Pike Road school superintendent finalist answers your questions
Citizens of Pike Road had a chance to meet hear from Charles Ledbetter, the finalist for school superintendent.
More than 100 families, parents and community leaders were on hand at the Tuesday night meeting. Board members allowed Ledbetter to present his leadership style, his stance on discipline and structure in the classroom and his thoughts on the school’s current method of teaching, the “Pike Road Way.”
Many of the questions asked were derived from questions and concerns parents and other community members expressed during about a dozen public community meetings held to help select a new superintendent follow current Superintendent Suzanne Freeman’s retirement. The official announcement will be made on Monday. Here are some of the questions that were asked.
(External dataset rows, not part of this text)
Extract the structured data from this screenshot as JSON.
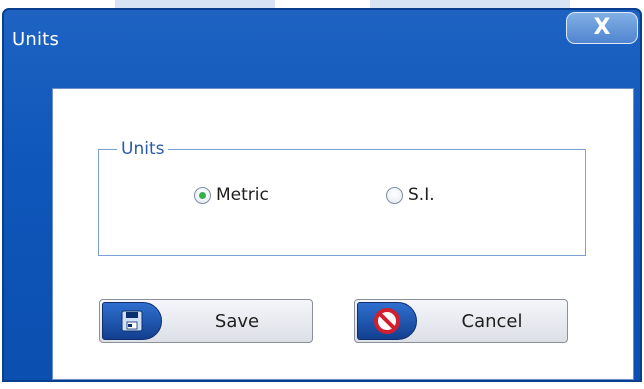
{
  "dialog": {
    "title": "Units",
    "close_symbol": "X",
    "close_icon": "close-icon"
  },
  "group": {
    "legend": "Units",
    "options": [
      {
        "label": "Metric",
        "selected": true
      },
      {
        "label": "S.I.",
        "selected": false
      }
    ]
  },
  "buttons": {
    "save_label": "Save",
    "save_icon": "floppy-disk-icon",
    "cancel_label": "Cancel",
    "cancel_icon": "no-entry-icon"
  },
  "colors": {
    "frame_blue": "#0f57bb",
    "group_border": "#7aa0d6",
    "legend_text": "#2b5aa8",
    "radio_selected": "#34b24a",
    "cancel_red": "#d11f2e"
  }
}
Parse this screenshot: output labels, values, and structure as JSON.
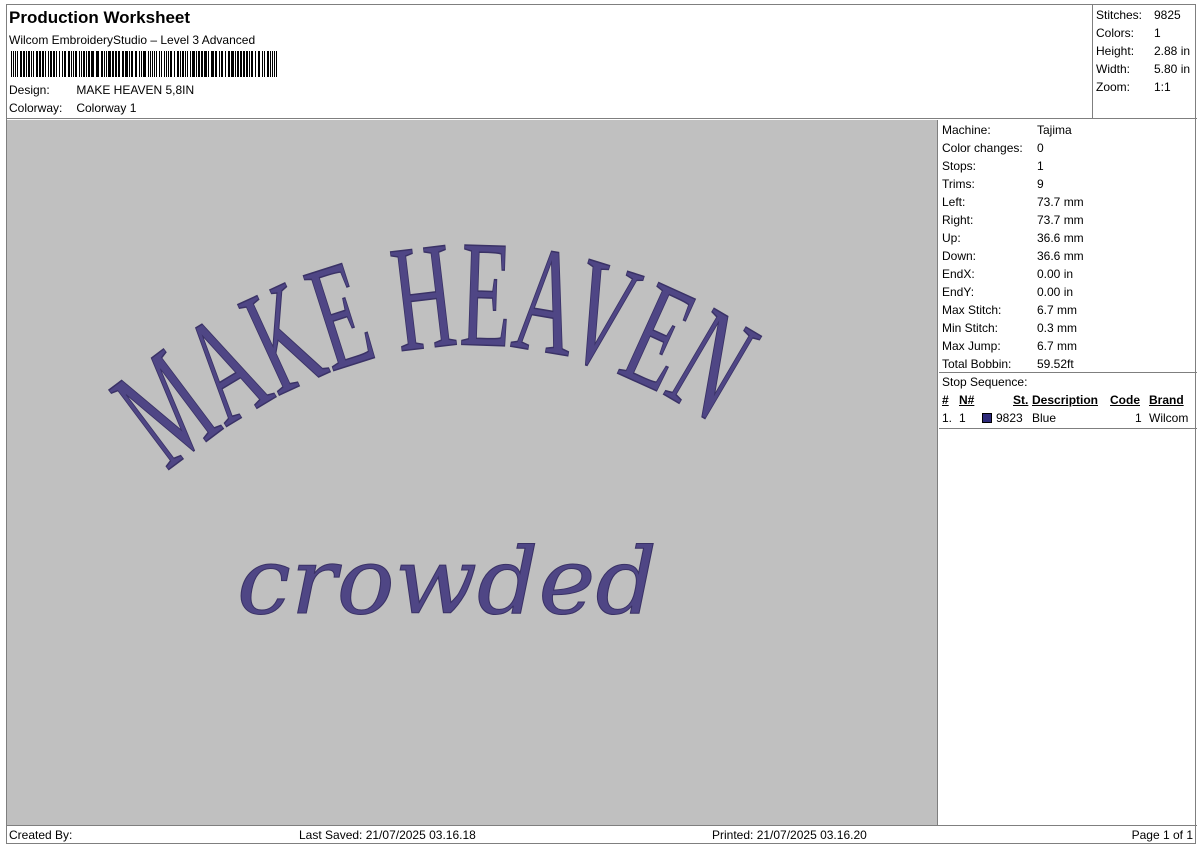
{
  "header": {
    "title": "Production Worksheet",
    "software": "Wilcom EmbroideryStudio – Level 3 Advanced",
    "design_label": "Design:",
    "design_value": "MAKE HEAVEN 5,8IN",
    "colorway_label": "Colorway:",
    "colorway_value": "Colorway 1"
  },
  "summary": {
    "stitches_label": "Stitches:",
    "stitches_value": "9825",
    "colors_label": "Colors:",
    "colors_value": "1",
    "height_label": "Height:",
    "height_value": "2.88 in",
    "width_label": "Width:",
    "width_value": "5.80 in",
    "zoom_label": "Zoom:",
    "zoom_value": "1:1"
  },
  "design_preview": {
    "line1": "MAKE HEAVEN",
    "line2": "crowded",
    "thread_color": "#4f4685",
    "background_color": "#c0c0c0"
  },
  "details": {
    "machine_label": "Machine:",
    "machine_value": "Tajima",
    "color_changes_label": "Color changes:",
    "color_changes_value": "0",
    "stops_label": "Stops:",
    "stops_value": "1",
    "trims_label": "Trims:",
    "trims_value": "9",
    "left_label": "Left:",
    "left_value": "73.7 mm",
    "right_label": "Right:",
    "right_value": "73.7 mm",
    "up_label": "Up:",
    "up_value": "36.6 mm",
    "down_label": "Down:",
    "down_value": "36.6 mm",
    "endx_label": "EndX:",
    "endx_value": "0.00 in",
    "endy_label": "EndY:",
    "endy_value": "0.00 in",
    "max_stitch_label": "Max Stitch:",
    "max_stitch_value": "6.7 mm",
    "min_stitch_label": "Min Stitch:",
    "min_stitch_value": "0.3 mm",
    "max_jump_label": "Max Jump:",
    "max_jump_value": "6.7 mm",
    "total_bobbin_label": "Total Bobbin:",
    "total_bobbin_value": "59.52ft"
  },
  "stop_sequence": {
    "title": "Stop Sequence:",
    "headers": {
      "index": "#",
      "needle": "N#",
      "stitches": "St.",
      "description": "Description",
      "code": "Code",
      "brand": "Brand"
    },
    "rows": [
      {
        "index": "1.",
        "needle": "1",
        "swatch_color": "#2e2a7a",
        "stitches": "9823",
        "description": "Blue",
        "code": "1",
        "brand": "Wilcom"
      }
    ]
  },
  "footer": {
    "created_by": "Created By:",
    "last_saved": "Last Saved: 21/07/2025 03.16.18",
    "printed": "Printed: 21/07/2025 03.16.20",
    "page": "Page 1 of 1"
  }
}
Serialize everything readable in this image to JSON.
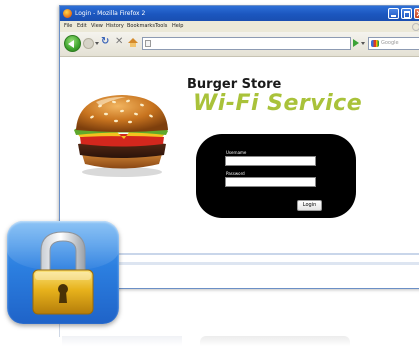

Question: What drew you to Pike Road Schools?
Answer: “I grew up in Auburn down the road and spent a lot of my career in Tallapoosa County, Alabama history is really my thing and one of my favorite places in the state is the archives building. So I’ve been watching with interest as an educator and a coach just what was going on at Pike Road as this community has gone from the back county road to get to 231 to forming a city, forming a school system and I’ve been watching that with piqued interest.
“It was something I wanted to be a part of … It’s also personal, being from this area I have grandchildren in both directions.”
Q: What is your understanding of the Pike Road Way and what does it mean to you?
A: “It begins with wanting to engage our students and creating intellectual curiosity of making sure students have that thirst for learning, but it’s also bigger than that. It engages the entire community and says we want to do things the right way, we want to do things that shows this is truly a special place.
“I think project-based learning is a big piece of learning today, not just today, but it’s always has been. Prior to 150 years ago, that’s how everyone learned at the hip of their parent or by an apprentice. So you learn those skills in a way to read and write and then you apply those skills in hands-on learning. We want to keep students engaged.”
Q: We do not have a tradition grading system at this time, so we can focus on learning and mastering rather than a grade. What are your thoughts on that?
A: “That’s something i have to access with the staff and get involved with more before I can go a long way into it. I will say I think it’s fair for parents to say that they want to know where their child is their learning. So let’s look at that. We have assessments and I know that if we look at that, it’s something we can do very well if we work together we can address those things quickly.”
Q: There was a common theme in the community meetings, one of those was the issue of structure and discipline. How are you going to be more consistent to make discipline a constant theme?
A: “Discipline in education is different than discipline in the family. We need consistent consequences and consistent discipline. We all as adults want to know where the line is, so the same with students. One of the things I learned, and young teachers especially, there are times they will say they will let them get away with something one time because I’m doing them a favor. The trouble is they think it’s a favor, but that child is thinking that’s not where the line is. Let me find that line and go a little further. It goes further because there weren’t consequences that were fair, rand relative to the issue and consistently doing that does make a difference.
Q: How do we have structure and discipline and still maintain the Pike Road Way?
A: “To not just say we’re going to be outside the box, but that we are going to build new boxes. To me structure is not necessarily discipline. Structure is the parameters of a situation or of an event and we build new structures that we need, because we all need structure, but to make sure we build the ones that we need for what we want to accomplish. Students need to know where their parameters are. There is never an excuse to not have supervision.”
Q: Talk about your communication style.
A: “It’s a several pronged-approach. One is a formal setting where we bring stakeholders together much like this, parents and community members. Another piece is continual conversation. Everywhere I go I give out my cell phone number and you’ll all have it. The quicker we can deal with problems the better. I get out in the community. A lot of issues can be solved at the ball park or at the grocery store. You have to be available. The last piece is ‘superintendent coffee talks’ where every month we set up in a different place at a different time to talk and I tell them about what’s going on at the school.”
Q: What are your goals in moving Pike Road School forward?
A: “The first thing is it’s not about me. It’s not my plan or my vision. You have to have a community that comes together around a plan of the community’s vision. My job is to lead that, show you possibilities to make this want we want. We will work together to make Pike Road School the best school system around.”